I also have two kids and I’m pretty close to them. And I have about a dozen lifelong friends, and a bunch of people I’m just getting to know.
What are your commitments?
Besides work, besides family, those are the two big ones, I have three hobbies: I cook—it’s a hobby as well as work, I still love it, I fly small airplanes–not as often as I’d like—and I run. I’m committed to all of that.
What are your goals?
I think I covered this above. But I now have two new and important jobs, so I’d have to say my new goals are to be successful at them. I’m going to be writing three out of four weeks for The Times Magazine, and in that role I’ll have a pretty big portfolio; the idea is to find or create at least one fantastic recipe in each piece—not necessarily a “minimalist” one, but still one that people will be drawn to, will want to cook. But to do that I’ll have to meet new people, think in new ways, travel, and more.
And a weekly Op-Ed column? It’s a dream come true, so in a way you might say I’ve achieved a life goal. But now I have to become good at it. And frankly that makes me nervous as hell.
What does change look like to you?
In food? I’d like to see a fairer form of taxation, subsidies moved from one place to another; a stronger FDA, a more sensible USDA (really, the USDA should be broken into two agencies, one for agribusiness and one for consumers); and emphasis and support of regional food and food grown at small farms, by farmers making a decent wage. Oh, and better treatment of farmworkers and animals. And, of course, an increase in home cooking and support for that. That’s already a lot, but I think we can make some progress towards those goals in the near future.
That’s the work, anyway.
Regarding the practicalities of enacting change, what planning is involved? What kind of outreach?
There’s currently some despondency among the world’s progressives these days, and though it’s understandable it has to be combated. The Tea Party does not have a monopoly on anger, on demonstrating, on making demands; progressives need to do all of those things. If it starts with more letters or more progressive talk shows, that’s a start. We need action to keep from despair; we need activity, and with it will come a sense of empowerment. Shopping at farmers’ markets and growing our own food is nice, but this isn’t a back-to-the-land movement—at least not for most people—this is a how-the-hell-are-we-going-to-make-big-changes movement. We have enemies, mostly in big corporations, and we have to figure out how to force them to change their ways. A detailed manifesto of this would take some time to put together, but it’s possible.

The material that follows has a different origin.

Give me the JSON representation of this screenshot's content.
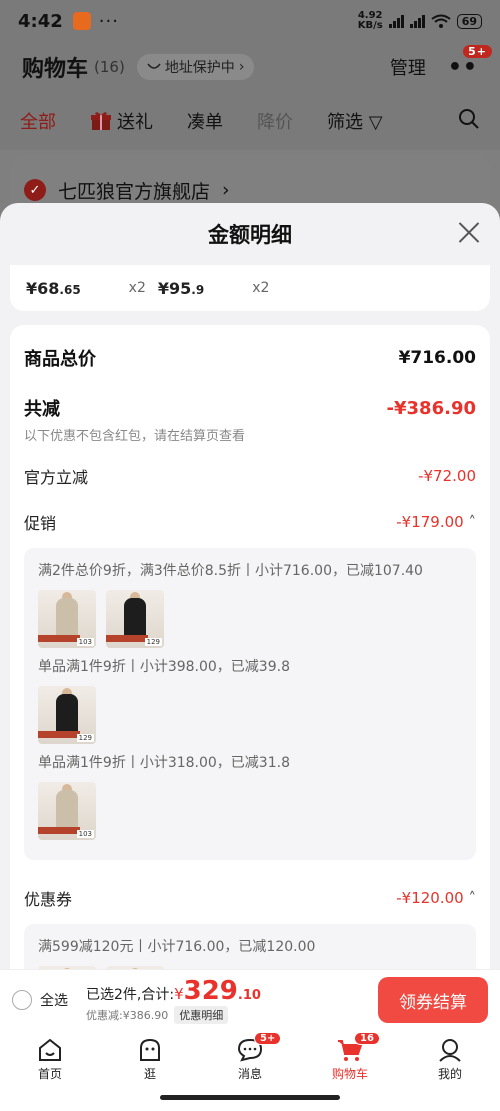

Of course two years ago, many thought Obama was going to make a big difference, but regardless of what you think of the President’s or First Lady’s efforts it’s become more clear than ever that if citizens want change it has to come from the ground up. Only we can push the government and the corporations to make change; no one is going to do it for us.
What projects and people have you got your eye on or are you impressed by?
If I had to single out one person it would be Marion Nestle; she continues on an almost daily basis to inspire everyone who’s doing interesting and important things in the food world. There are a hundred other people I know who are important; there are thousands I don’t know, but hear about.
There are a lot of people whose work I like, and even envy, mostly for their analytic skills and ability to articulate things—for the most part they’re journalists and academics, both of whom have critical roles to play. People on the ground in the industry are also important–farmers, of course, but also people in food service—I’d single out the food service company Bon Appétit here (not the magazine!) who are starting to see the light. And even a few chefs.
Progress is slow but slow is usually more sustainable than fast.
Being an active progressive, yesterday participated in protest organized by Common Cause in Rancho Mirage, CA. I wondered the same thing "how-the-hell-are-we-going-to-make-big-changes" without getting arrested. Tooting our horns isn't enough. I choose to believe in a writer, blogger,nutritionist and others that social networking has produced and will speak to the real movements in food and justice.
Jen your above article and Mark your responses are words to build a strong foundation to live a better life with that provides us with quality foods, justice and peace in our society.